Write back every entry exactly as it reads, with the pictures left behind.

• Provided records:
● ● ● ● ●

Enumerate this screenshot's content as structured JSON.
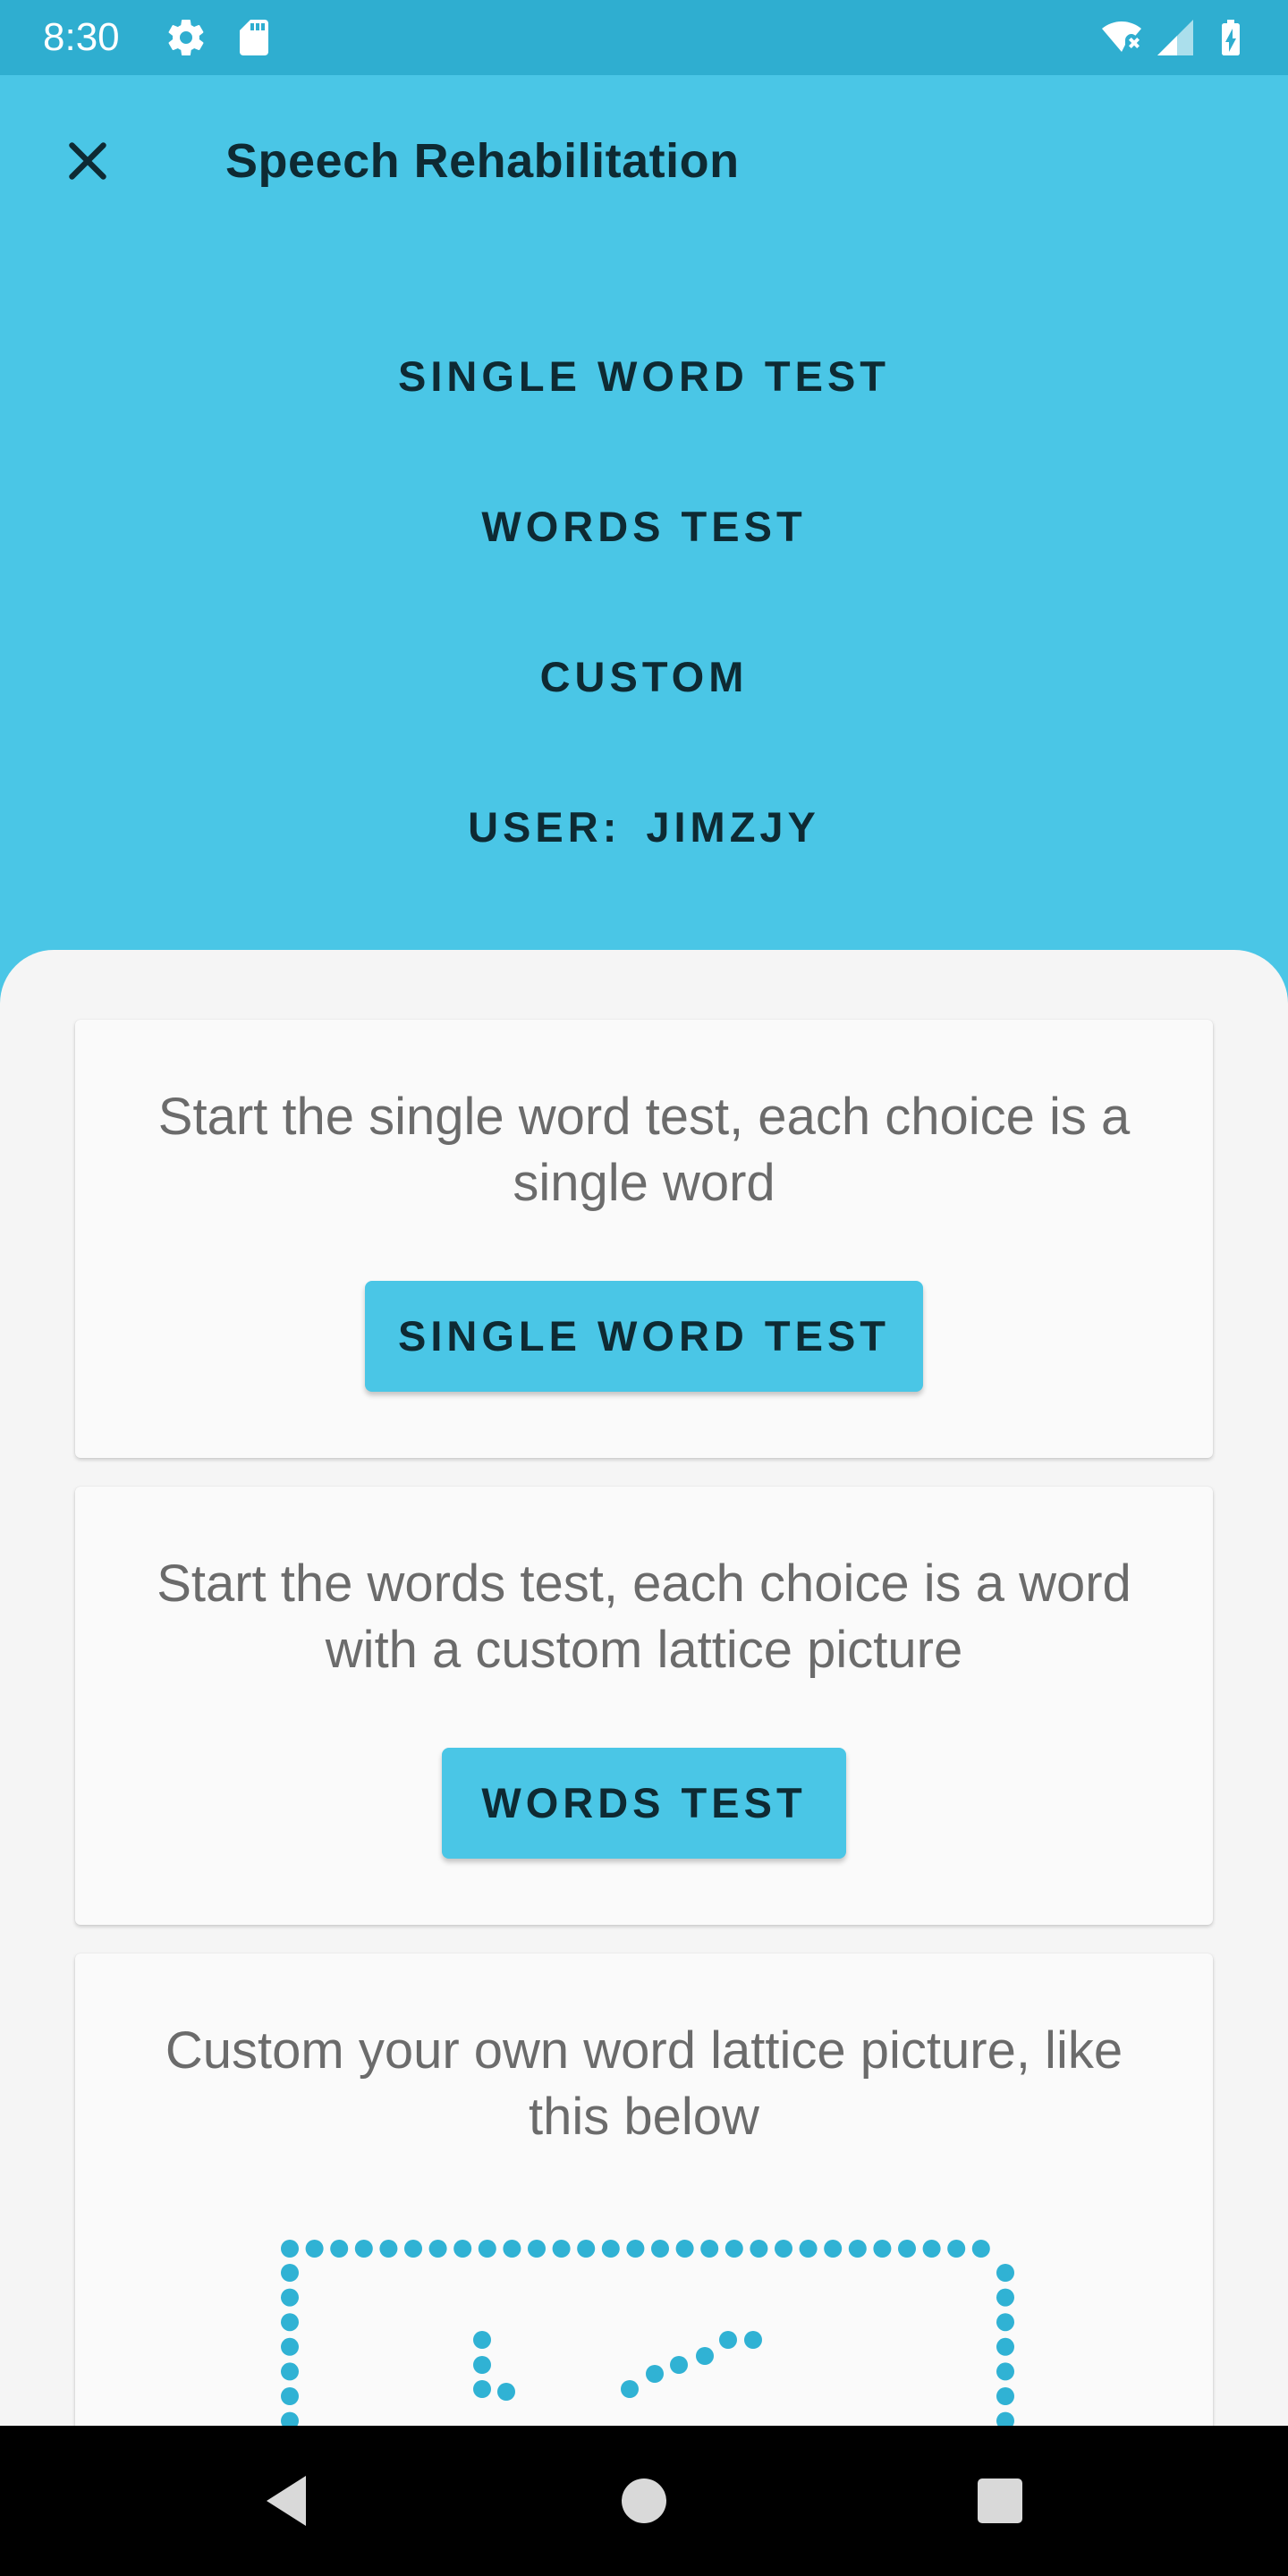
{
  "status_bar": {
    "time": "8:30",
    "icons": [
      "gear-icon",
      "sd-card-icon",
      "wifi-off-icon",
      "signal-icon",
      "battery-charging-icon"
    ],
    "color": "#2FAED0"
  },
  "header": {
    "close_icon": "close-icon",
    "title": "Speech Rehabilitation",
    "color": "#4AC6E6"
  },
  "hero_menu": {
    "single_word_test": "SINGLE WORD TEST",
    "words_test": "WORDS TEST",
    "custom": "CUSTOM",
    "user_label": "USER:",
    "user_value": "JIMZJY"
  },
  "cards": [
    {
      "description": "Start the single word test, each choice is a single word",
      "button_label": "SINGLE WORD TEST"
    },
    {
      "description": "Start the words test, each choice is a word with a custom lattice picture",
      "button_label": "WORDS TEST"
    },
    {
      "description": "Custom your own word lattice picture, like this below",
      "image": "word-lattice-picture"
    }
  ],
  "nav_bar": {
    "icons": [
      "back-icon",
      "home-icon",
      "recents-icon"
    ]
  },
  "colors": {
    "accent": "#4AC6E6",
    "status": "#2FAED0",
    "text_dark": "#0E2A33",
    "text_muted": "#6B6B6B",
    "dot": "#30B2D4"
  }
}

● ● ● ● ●

• Completed task:
Enumerate this screenshot's content as structured JSON.
{
  "status_bar": {
    "time": "8:30",
    "icons": [
      "gear-icon",
      "sd-card-icon",
      "wifi-off-icon",
      "signal-icon",
      "battery-charging-icon"
    ],
    "color": "#2FAED0"
  },
  "header": {
    "close_icon": "close-icon",
    "title": "Speech Rehabilitation",
    "color": "#4AC6E6"
  },
  "hero_menu": {
    "single_word_test": "SINGLE WORD TEST",
    "words_test": "WORDS TEST",
    "custom": "CUSTOM",
    "user_label": "USER:",
    "user_value": "JIMZJY"
  },
  "cards": [
    {
      "description": "Start the single word test, each choice is a single word",
      "button_label": "SINGLE WORD TEST"
    },
    {
      "description": "Start the words test, each choice is a word with a custom lattice picture",
      "button_label": "WORDS TEST"
    },
    {
      "description": "Custom your own word lattice picture, like this below",
      "image": "word-lattice-picture"
    }
  ],
  "nav_bar": {
    "icons": [
      "back-icon",
      "home-icon",
      "recents-icon"
    ]
  },
  "colors": {
    "accent": "#4AC6E6",
    "status": "#2FAED0",
    "text_dark": "#0E2A33",
    "text_muted": "#6B6B6B",
    "dot": "#30B2D4"
  }
}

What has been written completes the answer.